Every morning Buffalo woke up feeling proud. He stood outside his house, shouting, "I'm the biggest! I'm the strongest!"
"Don't boast," his wife warned.
But Buffalo kept boasting.
His wife went to Hunter. "Please shame my husband," she said. "Don't kill him; just frighten him. You'll find him outside our house in the morning."
The next morning as Buffalo boasted, Hunter fired a shot in his direction.
Buffalo was so scared he broke down the door of his own house with his horns, hurrying to get in.
"I told you!" said his wife. "The strong never say they are strong."


Inspired by: "Hunter Cures Boastfulness" in Dahomean Narrative by Melville and Frances Herskovits, 1958.
Notes: You can read the original story online. The name for the buffalo is Agbo. 



Nzambi's Drum

Goddess Nzambi left her town to visit another town.
Then she heard someone beating her drum. "Who is beating the drum in my town?" she asked. "Pig, go see."
Pig went and returned. "I saw nobody."
Again the drum sounded.
"Antelope, go see."
Antelope saw nobody.
The third time, Nzambi went.
She saw nobody, so she hid and watched.
Crab came out of the water and beat Nzambi's drum, singing, "Nzambi abandoned me, leaving me here all alone."
"Thoughtless creature!" the goddess shouted. "Because you don't use your head to think, you will be headless, and people will eat you."


Inspired by: "Who Beats Nzambi's Drum? (Kongo-fiote)" in A treasury of African folklore by Harold Courlander, 1975.
Notes: You can read the original story online; this is is a Bakongo story (published in Dennett).



The Lion's Share

Lion, Fox, and Hyena went hunting and caught a donkey, a deer, and a rabbit. 
"How shall we divide it?" asked Lion.
"You take the donkey," said Hyena, "I'll take the deer, and Fox takes the rabbit."
Lion then hit Hyena, splitting his skull open. Next he asked Fox, "How shall we divide it?"
"You eat the donkey for lunch," replied Fox, "the deer for dinner, and use the rabbit as a toothpick."
"Excellent!" exclaimed Lion. "How did you learn such wisdom?"
"From Hyena's broken skull," replied Fox.
So Lion ate all he wanted, and Fox ate what was left.
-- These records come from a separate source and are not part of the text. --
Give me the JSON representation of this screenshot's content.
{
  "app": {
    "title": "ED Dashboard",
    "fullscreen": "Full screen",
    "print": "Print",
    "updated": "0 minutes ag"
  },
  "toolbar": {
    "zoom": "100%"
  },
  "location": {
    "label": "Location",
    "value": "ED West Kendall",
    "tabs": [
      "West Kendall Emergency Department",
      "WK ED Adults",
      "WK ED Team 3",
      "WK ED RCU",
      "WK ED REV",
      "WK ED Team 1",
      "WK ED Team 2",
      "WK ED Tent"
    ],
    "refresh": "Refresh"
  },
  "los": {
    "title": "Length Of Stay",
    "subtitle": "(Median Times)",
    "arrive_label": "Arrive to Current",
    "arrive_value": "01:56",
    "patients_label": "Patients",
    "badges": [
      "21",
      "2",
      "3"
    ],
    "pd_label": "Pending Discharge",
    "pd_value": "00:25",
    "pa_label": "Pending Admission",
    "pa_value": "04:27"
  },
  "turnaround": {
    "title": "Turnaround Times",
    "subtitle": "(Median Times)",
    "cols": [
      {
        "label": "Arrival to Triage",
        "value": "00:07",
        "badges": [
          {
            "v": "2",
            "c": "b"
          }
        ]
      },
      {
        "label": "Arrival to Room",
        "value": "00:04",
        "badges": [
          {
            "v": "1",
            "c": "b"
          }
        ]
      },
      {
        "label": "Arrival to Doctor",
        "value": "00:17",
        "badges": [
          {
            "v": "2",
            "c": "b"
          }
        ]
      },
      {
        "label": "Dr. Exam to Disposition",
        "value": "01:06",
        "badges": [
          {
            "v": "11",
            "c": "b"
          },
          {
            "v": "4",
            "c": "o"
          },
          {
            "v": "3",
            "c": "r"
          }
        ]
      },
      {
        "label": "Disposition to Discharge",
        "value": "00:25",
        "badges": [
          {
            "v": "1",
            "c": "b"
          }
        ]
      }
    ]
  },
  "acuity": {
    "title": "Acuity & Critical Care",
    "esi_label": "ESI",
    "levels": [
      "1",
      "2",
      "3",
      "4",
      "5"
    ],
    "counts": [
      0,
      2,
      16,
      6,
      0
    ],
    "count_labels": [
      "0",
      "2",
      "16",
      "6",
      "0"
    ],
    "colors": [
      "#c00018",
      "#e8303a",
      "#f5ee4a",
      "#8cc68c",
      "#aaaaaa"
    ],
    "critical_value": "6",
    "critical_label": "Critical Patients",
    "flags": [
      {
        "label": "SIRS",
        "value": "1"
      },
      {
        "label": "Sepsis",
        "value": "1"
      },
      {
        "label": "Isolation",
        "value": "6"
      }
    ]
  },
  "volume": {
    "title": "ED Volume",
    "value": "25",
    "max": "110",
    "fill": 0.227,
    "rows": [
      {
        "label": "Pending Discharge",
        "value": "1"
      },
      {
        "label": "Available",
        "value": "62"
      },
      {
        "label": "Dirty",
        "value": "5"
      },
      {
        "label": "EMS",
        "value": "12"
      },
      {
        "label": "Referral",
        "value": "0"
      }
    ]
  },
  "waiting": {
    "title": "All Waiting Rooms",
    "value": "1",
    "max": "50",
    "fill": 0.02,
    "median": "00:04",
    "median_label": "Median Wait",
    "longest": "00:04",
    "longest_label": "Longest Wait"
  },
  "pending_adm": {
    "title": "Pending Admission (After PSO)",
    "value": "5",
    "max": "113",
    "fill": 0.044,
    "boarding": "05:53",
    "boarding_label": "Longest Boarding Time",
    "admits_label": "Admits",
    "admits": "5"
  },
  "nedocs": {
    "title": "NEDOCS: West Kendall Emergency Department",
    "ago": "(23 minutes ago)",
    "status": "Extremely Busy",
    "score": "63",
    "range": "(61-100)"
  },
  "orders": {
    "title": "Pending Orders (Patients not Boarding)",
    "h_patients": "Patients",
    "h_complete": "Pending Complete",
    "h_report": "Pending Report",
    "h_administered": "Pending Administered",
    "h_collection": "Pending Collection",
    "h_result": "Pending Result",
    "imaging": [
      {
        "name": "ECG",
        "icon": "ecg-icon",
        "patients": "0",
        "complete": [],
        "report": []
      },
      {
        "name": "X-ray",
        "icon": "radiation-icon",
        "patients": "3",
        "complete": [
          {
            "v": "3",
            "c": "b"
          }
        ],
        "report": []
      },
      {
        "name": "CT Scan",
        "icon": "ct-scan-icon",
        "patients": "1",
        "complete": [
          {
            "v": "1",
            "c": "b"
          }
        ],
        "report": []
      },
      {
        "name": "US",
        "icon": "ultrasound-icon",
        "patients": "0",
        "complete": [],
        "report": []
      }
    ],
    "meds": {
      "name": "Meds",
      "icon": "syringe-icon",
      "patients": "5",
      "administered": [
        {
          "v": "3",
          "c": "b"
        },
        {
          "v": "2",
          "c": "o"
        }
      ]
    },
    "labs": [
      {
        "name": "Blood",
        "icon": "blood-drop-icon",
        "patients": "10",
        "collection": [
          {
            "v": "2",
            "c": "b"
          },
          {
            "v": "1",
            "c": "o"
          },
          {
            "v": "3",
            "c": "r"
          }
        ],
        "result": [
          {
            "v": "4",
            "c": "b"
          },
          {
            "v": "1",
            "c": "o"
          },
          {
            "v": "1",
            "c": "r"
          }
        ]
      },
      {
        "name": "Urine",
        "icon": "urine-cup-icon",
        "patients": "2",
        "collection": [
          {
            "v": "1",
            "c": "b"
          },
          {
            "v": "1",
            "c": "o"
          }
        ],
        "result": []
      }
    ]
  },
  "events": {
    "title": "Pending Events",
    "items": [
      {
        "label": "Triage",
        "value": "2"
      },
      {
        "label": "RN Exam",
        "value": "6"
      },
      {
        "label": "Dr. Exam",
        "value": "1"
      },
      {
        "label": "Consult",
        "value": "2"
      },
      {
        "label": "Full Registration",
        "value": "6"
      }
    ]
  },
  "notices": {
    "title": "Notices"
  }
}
Inspired by: "The Stupidity of the Hyena" in Wisdom from the Nile by Ahmed Al-Shahi, Ahmed and F. C. T. Moore, 1978.
Notes: You can read the original story online.